/---

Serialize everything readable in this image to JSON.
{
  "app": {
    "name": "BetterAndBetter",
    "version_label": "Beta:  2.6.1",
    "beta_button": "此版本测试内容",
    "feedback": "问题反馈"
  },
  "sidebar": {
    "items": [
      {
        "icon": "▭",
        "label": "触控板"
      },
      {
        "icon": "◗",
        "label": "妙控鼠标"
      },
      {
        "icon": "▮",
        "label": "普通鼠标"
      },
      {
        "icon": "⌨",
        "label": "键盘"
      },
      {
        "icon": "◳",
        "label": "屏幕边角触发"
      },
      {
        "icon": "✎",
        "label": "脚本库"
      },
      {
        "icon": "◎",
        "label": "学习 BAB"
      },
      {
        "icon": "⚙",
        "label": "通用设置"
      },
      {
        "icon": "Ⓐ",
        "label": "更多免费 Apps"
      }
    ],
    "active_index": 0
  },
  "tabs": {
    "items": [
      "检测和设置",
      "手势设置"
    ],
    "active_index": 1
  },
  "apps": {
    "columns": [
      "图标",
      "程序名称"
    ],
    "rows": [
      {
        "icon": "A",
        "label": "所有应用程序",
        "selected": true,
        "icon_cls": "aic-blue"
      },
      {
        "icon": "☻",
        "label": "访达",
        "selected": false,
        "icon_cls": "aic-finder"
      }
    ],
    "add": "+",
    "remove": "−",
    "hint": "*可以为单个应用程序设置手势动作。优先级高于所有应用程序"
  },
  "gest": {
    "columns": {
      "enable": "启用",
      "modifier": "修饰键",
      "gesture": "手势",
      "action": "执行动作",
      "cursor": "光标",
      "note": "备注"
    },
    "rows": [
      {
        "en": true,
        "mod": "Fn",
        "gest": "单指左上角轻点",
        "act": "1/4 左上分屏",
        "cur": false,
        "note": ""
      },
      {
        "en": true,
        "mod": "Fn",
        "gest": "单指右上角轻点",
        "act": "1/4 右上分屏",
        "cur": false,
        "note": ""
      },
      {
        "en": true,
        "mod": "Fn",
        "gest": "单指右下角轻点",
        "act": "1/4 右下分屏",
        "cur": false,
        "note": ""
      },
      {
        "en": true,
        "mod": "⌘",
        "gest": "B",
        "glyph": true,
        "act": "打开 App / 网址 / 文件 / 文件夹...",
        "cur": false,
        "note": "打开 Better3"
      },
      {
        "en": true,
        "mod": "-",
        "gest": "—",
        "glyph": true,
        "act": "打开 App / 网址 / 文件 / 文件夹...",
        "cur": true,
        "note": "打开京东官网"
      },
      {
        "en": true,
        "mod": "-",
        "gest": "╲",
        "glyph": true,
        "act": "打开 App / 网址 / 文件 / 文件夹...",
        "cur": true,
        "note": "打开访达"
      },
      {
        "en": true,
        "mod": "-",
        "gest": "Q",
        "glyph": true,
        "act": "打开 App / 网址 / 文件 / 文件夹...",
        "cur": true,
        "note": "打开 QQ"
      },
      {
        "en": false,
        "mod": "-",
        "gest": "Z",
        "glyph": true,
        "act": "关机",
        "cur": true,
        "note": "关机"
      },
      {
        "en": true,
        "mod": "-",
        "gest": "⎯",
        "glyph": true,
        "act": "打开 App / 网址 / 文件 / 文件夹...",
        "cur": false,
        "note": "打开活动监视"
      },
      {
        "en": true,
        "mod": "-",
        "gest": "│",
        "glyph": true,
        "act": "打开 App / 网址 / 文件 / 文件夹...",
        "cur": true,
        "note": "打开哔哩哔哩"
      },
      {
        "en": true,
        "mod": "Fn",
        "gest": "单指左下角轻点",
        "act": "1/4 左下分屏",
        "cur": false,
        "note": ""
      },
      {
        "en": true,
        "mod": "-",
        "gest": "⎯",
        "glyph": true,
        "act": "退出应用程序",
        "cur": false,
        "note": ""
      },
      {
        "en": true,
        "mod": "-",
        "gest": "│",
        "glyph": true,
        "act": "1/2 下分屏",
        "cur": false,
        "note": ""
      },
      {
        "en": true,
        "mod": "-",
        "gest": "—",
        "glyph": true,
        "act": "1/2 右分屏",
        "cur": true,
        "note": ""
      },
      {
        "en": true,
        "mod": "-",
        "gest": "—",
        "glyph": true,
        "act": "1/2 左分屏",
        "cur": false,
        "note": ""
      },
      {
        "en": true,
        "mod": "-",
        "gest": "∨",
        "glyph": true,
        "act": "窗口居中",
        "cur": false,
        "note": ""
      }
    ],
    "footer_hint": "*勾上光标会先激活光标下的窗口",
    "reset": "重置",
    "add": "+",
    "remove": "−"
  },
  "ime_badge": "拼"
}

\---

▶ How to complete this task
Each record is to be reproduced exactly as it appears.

▶ Reply to the task
Serialize everything readable in this image to JSON.
{
  "app": {
    "name": "BetterAndBetter",
    "version_label": "Beta:  2.6.1",
    "beta_button": "此版本测试内容",
    "feedback": "问题反馈"
  },
  "sidebar": {
    "items": [
      {
        "icon": "▭",
        "label": "触控板"
      },
      {
        "icon": "◗",
        "label": "妙控鼠标"
      },
      {
        "icon": "▮",
        "label": "普通鼠标"
      },
      {
        "icon": "⌨",
        "label": "键盘"
      },
      {
        "icon": "◳",
        "label": "屏幕边角触发"
      },
      {
        "icon": "✎",
        "label": "脚本库"
      },
      {
        "icon": "◎",
        "label": "学习 BAB"
      },
      {
        "icon": "⚙",
        "label": "通用设置"
      },
      {
        "icon": "Ⓐ",
        "label": "更多免费 Apps"
      }
    ],
    "active_index": 0
  },
  "tabs": {
    "items": [
      "检测和设置",
      "手势设置"
    ],
    "active_index": 1
  },
  "apps": {
    "columns": [
      "图标",
      "程序名称"
    ],
    "rows": [
      {
        "icon": "A",
        "label": "所有应用程序",
        "selected": true,
        "icon_cls": "aic-blue"
      },
      {
        "icon": "☻",
        "label": "访达",
        "selected": false,
        "icon_cls": "aic-finder"
      }
    ],
    "add": "+",
    "remove": "−",
    "hint": "*可以为单个应用程序设置手势动作。优先级高于所有应用程序"
  },
  "gest": {
    "columns": {
      "enable": "启用",
      "modifier": "修饰键",
      "gesture": "手势",
      "action": "执行动作",
      "cursor": "光标",
      "note": "备注"
    },
    "rows": [
      {
        "en": true,
        "mod": "Fn",
        "gest": "单指左上角轻点",
        "act": "1/4 左上分屏",
        "cur": false,
        "note": ""
      },
      {
        "en": true,
        "mod": "Fn",
        "gest": "单指右上角轻点",
        "act": "1/4 右上分屏",
        "cur": false,
        "note": ""
      },
      {
        "en": true,
        "mod": "Fn",
        "gest": "单指右下角轻点",
        "act": "1/4 右下分屏",
        "cur": false,
        "note": ""
      },
      {
        "en": true,
        "mod": "⌘",
        "gest": "B",
        "glyph": true,
        "act": "打开 App / 网址 / 文件 / 文件夹...",
        "cur": false,
        "note": "打开 Better3"
      },
      {
        "en": true,
        "mod": "-",
        "gest": "—",
        "glyph": true,
        "act": "打开 App / 网址 / 文件 / 文件夹...",
        "cur": true,
        "note": "打开京东官网"
      },
      {
        "en": true,
        "mod": "-",
        "gest": "╲",
        "glyph": true,
        "act": "打开 App / 网址 / 文件 / 文件夹...",
        "cur": true,
        "note": "打开访达"
      },
      {
        "en": true,
        "mod": "-",
        "gest": "Q",
        "glyph": true,
        "act": "打开 App / 网址 / 文件 / 文件夹...",
        "cur": true,
        "note": "打开 QQ"
      },
      {
        "en": false,
        "mod": "-",
        "gest": "Z",
        "glyph": true,
        "act": "关机",
        "cur": true,
        "note": "关机"
      },
      {
        "en": true,
        "mod": "-",
        "gest": "⎯",
        "glyph": true,
        "act": "打开 App / 网址 / 文件 / 文件夹...",
        "cur": false,
        "note": "打开活动监视"
      },
      {
        "en": true,
        "mod": "-",
        "gest": "│",
        "glyph": true,
        "act": "打开 App / 网址 / 文件 / 文件夹...",
        "cur": true,
        "note": "打开哔哩哔哩"
      },
      {
        "en": true,
        "mod": "Fn",
        "gest": "单指左下角轻点",
        "act": "1/4 左下分屏",
        "cur": false,
        "note": ""
      },
      {
        "en": true,
        "mod": "-",
        "gest": "⎯",
        "glyph": true,
        "act": "退出应用程序",
        "cur": false,
        "note": ""
      },
      {
        "en": true,
        "mod": "-",
        "gest": "│",
        "glyph": true,
        "act": "1/2 下分屏",
        "cur": false,
        "note": ""
      },
      {
        "en": true,
        "mod": "-",
        "gest": "—",
        "glyph": true,
        "act": "1/2 右分屏",
        "cur": true,
        "note": ""
      },
      {
        "en": true,
        "mod": "-",
        "gest": "—",
        "glyph": true,
        "act": "1/2 左分屏",
        "cur": false,
        "note": ""
      },
      {
        "en": true,
        "mod": "-",
        "gest": "∨",
        "glyph": true,
        "act": "窗口居中",
        "cur": false,
        "note": ""
      }
    ],
    "footer_hint": "*勾上光标会先激活光标下的窗口",
    "reset": "重置",
    "add": "+",
    "remove": "−"
  },
  "ime_badge": "拼"
}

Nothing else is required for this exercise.